The Right Approach
Society expects a lot from us. A bizarre and seemingly counter-intuitive expectation is to be negative. If you’re discussing work, the weekend, or even the weather, your safest bet for an engaging conversation is usually to take a negative angle. It’s amazing the lengths that people will go to complain. Since society expects this negativity, it’s really easy for us to provide. I could complain for a solid 30 minutes about how annoying it is to use type-to-search on the TV remote. I’m really expected to take 10 minutes to enter my email and password to log in to Netflix on my TV? Outrageous.
Today is my first day back to work after a week of fall break. Whether you had a week’s vacation or not, you are probably also feeling some sort of negativity to going back to work. It’s incredible how we can be passionate about our work and at the same time dread returning to it. I think it’s an aspect of being human that we can’t avoid: the desire for the maximum amount of comfort at all times. And even though work or other commitments can be rewarding and fulfilling, they’re not always comfortable, meaning we’re not always excited about them. And we don’t always have to be excited, but we do have to be committed.

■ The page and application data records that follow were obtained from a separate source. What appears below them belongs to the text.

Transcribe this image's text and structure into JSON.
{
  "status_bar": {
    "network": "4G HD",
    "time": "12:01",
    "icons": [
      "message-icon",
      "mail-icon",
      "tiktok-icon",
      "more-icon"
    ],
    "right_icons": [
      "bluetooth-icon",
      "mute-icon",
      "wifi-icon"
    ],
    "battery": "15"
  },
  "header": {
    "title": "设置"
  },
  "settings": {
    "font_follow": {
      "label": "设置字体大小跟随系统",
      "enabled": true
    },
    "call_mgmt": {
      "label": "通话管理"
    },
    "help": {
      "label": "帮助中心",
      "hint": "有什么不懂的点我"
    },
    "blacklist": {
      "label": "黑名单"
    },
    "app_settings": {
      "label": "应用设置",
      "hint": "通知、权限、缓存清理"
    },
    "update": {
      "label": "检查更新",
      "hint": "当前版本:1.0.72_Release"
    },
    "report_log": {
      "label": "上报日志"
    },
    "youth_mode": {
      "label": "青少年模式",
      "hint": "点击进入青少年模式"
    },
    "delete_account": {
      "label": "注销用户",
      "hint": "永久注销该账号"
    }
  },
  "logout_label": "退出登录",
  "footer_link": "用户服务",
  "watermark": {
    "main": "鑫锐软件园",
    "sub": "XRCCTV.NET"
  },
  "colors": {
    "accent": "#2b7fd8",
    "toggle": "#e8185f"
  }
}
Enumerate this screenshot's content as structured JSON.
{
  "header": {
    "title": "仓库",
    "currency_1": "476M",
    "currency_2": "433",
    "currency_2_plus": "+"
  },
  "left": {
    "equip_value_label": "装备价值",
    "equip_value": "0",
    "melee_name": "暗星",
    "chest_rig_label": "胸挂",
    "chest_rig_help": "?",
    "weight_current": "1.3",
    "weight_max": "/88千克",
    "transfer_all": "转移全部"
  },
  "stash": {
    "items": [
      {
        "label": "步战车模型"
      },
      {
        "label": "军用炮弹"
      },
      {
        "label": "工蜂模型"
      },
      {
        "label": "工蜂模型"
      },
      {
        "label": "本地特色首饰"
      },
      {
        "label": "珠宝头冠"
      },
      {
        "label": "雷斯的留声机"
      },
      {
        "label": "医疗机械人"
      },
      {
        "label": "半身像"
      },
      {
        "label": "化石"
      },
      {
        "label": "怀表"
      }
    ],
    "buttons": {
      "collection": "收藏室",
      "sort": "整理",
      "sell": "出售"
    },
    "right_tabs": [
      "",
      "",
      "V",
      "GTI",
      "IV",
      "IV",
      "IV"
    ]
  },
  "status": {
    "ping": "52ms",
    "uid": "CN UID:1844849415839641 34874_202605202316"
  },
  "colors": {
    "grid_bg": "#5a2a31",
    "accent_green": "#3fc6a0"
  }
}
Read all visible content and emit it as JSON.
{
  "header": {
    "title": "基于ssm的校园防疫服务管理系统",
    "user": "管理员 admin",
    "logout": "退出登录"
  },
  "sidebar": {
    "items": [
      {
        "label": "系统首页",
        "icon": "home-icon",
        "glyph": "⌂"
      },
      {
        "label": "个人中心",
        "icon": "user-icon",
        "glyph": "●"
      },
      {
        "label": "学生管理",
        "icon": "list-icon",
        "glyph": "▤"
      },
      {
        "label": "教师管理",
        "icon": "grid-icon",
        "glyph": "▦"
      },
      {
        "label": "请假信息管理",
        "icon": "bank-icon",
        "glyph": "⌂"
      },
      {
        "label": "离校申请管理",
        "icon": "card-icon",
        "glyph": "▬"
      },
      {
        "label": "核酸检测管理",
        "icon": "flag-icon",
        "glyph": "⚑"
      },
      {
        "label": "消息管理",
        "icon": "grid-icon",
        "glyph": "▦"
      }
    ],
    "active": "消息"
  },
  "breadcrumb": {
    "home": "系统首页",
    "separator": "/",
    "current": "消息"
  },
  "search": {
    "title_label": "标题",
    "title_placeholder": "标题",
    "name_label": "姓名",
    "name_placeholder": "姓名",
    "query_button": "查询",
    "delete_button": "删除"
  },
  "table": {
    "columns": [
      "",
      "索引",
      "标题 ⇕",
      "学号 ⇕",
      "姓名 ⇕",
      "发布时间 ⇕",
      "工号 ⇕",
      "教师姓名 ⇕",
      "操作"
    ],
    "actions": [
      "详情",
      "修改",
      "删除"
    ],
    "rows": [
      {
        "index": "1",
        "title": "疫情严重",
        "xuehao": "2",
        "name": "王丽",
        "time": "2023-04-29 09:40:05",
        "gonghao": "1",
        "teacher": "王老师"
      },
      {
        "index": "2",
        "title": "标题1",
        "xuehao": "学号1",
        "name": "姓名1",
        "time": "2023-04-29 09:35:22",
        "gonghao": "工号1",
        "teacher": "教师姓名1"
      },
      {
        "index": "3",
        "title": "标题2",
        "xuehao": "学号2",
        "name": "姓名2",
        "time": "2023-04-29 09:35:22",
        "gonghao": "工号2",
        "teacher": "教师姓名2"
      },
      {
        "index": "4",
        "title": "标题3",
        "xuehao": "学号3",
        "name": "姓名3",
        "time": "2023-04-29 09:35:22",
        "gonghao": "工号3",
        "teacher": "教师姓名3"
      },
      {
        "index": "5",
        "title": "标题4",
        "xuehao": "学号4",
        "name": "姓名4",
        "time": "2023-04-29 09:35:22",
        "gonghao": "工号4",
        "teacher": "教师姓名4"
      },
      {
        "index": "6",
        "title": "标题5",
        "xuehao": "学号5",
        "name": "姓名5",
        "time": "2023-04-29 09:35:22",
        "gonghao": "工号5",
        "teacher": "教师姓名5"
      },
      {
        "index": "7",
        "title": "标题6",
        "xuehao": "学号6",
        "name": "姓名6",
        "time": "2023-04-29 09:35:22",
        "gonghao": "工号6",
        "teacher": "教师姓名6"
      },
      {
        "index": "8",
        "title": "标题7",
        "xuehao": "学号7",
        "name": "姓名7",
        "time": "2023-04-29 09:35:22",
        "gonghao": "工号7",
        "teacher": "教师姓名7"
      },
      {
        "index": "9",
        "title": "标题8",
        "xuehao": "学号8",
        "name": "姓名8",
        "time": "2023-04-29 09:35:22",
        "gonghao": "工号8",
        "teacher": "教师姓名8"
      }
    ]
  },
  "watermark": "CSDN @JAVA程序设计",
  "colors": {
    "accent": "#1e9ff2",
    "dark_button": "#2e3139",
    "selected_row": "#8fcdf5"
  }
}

I am committed to going into work tomorrow energetic and free of complaints. Especially in my field, it’s easy to influence the atmosphere of a room. The mood that I radiate affects at least 20 other people at any given moment. That’s a lot of responsibility. Whether you encounter hundreds of faces throughout the day, or whether your sit at a computer for eight hours, your attitude always has influence over at least one person: you. And although you may not always feel excited or happy to be there, you can at least be committed to being there, and to working your hardest while you’re there. And that, friends, will make all the difference.